[RECORD SET]

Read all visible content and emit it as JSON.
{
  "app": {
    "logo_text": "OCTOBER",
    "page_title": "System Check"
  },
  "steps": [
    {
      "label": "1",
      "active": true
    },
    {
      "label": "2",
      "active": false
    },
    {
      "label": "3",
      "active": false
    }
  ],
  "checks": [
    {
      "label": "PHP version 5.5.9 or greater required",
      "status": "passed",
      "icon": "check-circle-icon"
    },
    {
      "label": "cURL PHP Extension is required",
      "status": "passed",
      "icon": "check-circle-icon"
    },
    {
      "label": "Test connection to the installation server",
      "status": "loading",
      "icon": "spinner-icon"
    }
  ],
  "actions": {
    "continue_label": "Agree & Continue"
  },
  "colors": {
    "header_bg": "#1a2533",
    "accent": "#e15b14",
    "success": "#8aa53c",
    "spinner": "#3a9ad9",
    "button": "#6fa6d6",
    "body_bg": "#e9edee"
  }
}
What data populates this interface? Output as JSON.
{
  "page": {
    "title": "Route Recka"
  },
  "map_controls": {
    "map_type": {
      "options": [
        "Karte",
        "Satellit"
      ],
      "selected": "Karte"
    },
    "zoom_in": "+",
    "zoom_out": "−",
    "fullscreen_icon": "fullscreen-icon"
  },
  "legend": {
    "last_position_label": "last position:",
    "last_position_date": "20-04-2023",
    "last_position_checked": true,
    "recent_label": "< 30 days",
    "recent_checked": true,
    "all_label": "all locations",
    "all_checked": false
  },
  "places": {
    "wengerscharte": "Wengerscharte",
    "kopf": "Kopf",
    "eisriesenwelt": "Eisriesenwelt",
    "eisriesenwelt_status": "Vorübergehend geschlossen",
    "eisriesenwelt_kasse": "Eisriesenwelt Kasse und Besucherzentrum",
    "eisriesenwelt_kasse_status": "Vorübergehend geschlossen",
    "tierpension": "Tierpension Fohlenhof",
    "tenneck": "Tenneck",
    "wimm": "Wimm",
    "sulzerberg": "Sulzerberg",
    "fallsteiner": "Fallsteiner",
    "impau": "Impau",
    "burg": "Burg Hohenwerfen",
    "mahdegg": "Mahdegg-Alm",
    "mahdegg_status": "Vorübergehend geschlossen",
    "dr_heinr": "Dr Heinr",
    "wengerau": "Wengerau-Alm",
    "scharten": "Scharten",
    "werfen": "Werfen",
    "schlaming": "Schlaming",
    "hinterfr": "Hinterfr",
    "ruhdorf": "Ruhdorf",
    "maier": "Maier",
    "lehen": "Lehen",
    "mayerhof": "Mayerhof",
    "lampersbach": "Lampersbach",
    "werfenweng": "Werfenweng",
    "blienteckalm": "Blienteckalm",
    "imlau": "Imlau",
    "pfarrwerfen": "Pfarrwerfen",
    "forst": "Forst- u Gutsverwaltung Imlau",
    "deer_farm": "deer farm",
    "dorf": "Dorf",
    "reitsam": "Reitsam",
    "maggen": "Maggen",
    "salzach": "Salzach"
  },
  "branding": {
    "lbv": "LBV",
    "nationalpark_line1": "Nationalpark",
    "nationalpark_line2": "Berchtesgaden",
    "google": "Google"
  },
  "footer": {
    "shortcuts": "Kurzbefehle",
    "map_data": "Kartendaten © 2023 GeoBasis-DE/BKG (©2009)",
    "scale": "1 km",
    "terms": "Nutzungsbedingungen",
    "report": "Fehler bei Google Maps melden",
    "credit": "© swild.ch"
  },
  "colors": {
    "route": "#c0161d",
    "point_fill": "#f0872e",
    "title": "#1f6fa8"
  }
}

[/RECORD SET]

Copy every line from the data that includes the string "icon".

◆ **TASK SOLUTION**
      "icon": "check-circle-icon"
      "icon": "check-circle-icon"
      "icon": "spinner-icon"
    "fullscreen_icon": "fullscreen-icon"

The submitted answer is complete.